This is particularly evident in this collection of images. Staring at what’s around in confirmation with so much respect that it almost appears clumsy he extends his hands as well trying to see some invisible connection ahead. During that repetition, the path has led the photographer to an unexpected place. His personal effort may catch the eye of someone faraway someday, and the memories and feelings that have never been expressed may be quietly resurrected. Arai’s monument lies in a vast darkness among the surrounding hustle and bustle, quietly continuing to wait to be discovered.
Mariko Takeuchi, Japan, is a photography critic, an independent curator and associate professor of Kyoto University of Art and Design. She is also visiting researcher of the National Museum of Art, Osaka, previously of the National Museum of Modern Art, Tokyo. Takeuchi was guest curator for the Spotlight on Japan, of Paris Photo 2008 and received a Fulbright Grant for her research on photography education in the US. She was responsible for the Japanese edition of the book and touring exhibition Intended Consequences: Rwandan Children Born of Rape by Jonathan Torgovnik. She has also frequently worked as a portfolio reviewer and lecturer at photography festivals. Takeuchi has contributed to The Oxford Companion to the Photograph, Ryuichiro Suzuki’s Odyssey, Ryudai Takano: 1936-1996 and Nihon No Shashinka 101 (101 Japanese photographers), among many other catalogues, books and magazines.
Takashi Arai (b.1978-) first encountered photography while he was a university student of biology. In an effort to trace photography to its origins, he encountered daguerreotype, and after much trial and error mastered the complex technique. Arai does not see daguerreotype as a nostalgic reproduction of a classical method; instead, he has made it his own personal medium, finding it a reliable device for storing memory that is far better for recording and transmitting interactions with his subjects than modern photography.
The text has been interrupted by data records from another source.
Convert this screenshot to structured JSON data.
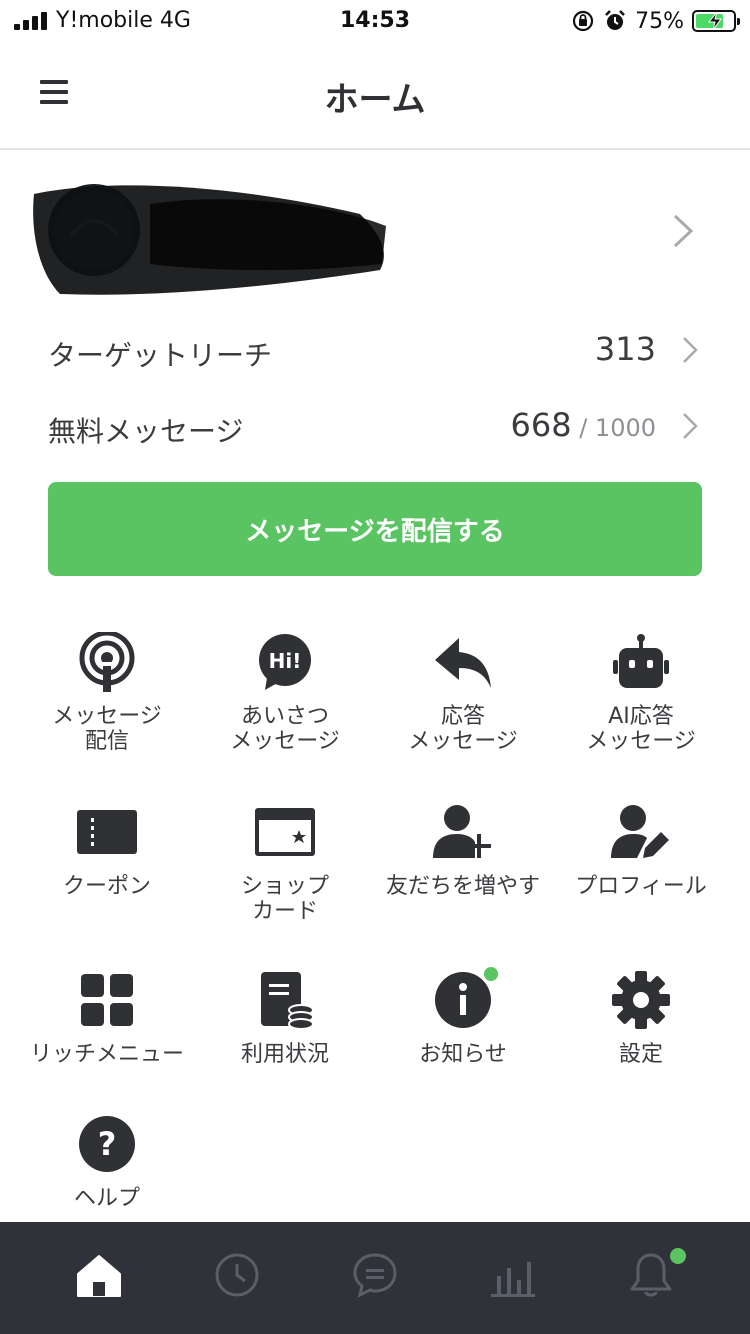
{
  "status_bar": {
    "carrier": "Y!mobile   4G",
    "time": "14:53",
    "battery": "75%",
    "battery_level": 0.75
  },
  "header": {
    "menu_icon": "hamburger-icon",
    "title": "ホーム"
  },
  "account": {
    "name_redacted": true
  },
  "stats": [
    {
      "label": "ターゲットリーチ",
      "value": "313",
      "sub": ""
    },
    {
      "label": "無料メッセージ",
      "value": "668",
      "sub": " / 1000"
    }
  ],
  "cta": {
    "label": "メッセージを配信する"
  },
  "grid": [
    {
      "icon": "broadcast-icon",
      "label": "メッセージ\n配信"
    },
    {
      "icon": "greeting-bubble-icon",
      "label": "あいさつ\nメッセージ"
    },
    {
      "icon": "reply-icon",
      "label": "応答\nメッセージ"
    },
    {
      "icon": "robot-icon",
      "label": "AI応答\nメッセージ"
    },
    {
      "icon": "coupon-icon",
      "label": "クーポン"
    },
    {
      "icon": "shop-card-icon",
      "label": "ショップ\nカード"
    },
    {
      "icon": "add-friend-icon",
      "label": "友だちを増やす"
    },
    {
      "icon": "profile-edit-icon",
      "label": "プロフィール"
    },
    {
      "icon": "rich-menu-icon",
      "label": "リッチメニュー"
    },
    {
      "icon": "usage-icon",
      "label": "利用状況"
    },
    {
      "icon": "info-icon",
      "label": "お知らせ"
    },
    {
      "icon": "gear-icon",
      "label": "設定"
    },
    {
      "icon": "help-icon",
      "label": "ヘルプ"
    }
  ],
  "tabbar": [
    {
      "icon": "home-icon",
      "active": true
    },
    {
      "icon": "clock-icon",
      "active": false
    },
    {
      "icon": "chat-icon",
      "active": false
    },
    {
      "icon": "chart-icon",
      "active": false
    },
    {
      "icon": "bell-icon",
      "active": false
    }
  ],
  "colors": {
    "accent": "#5ac463",
    "text": "#2f3134",
    "tabbar_bg": "#2f3238"
  }
}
Arai’s work has appeared in numerous exhibitions, at the Museum of Fine Arts, Boston, the Mori Art Museum and the National Museum of Modern Art, Tokyo, among other international venues. In 2014, he received the Source-Cord Prize, sponsored by a contemporary photography magazine in England.
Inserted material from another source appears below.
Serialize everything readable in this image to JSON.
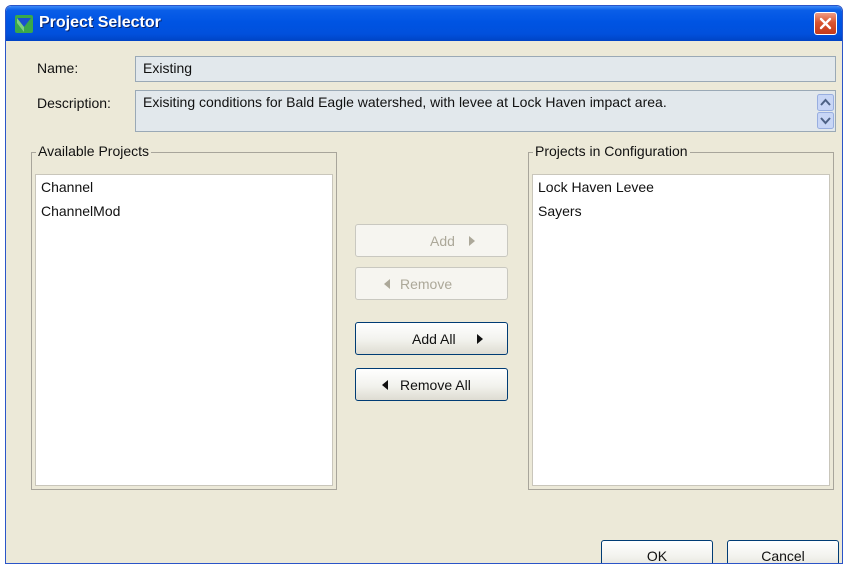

His works are held in the collections of the Museum of Fine Arts, Boston, the San Francisco Museum of Modern Art, the Tokyo Metropolitan Museum of Photography, and Musée Guimet, among others. His first monograph ‘MONUMENTS’ was published in September, 2015 by Photo Gallery International.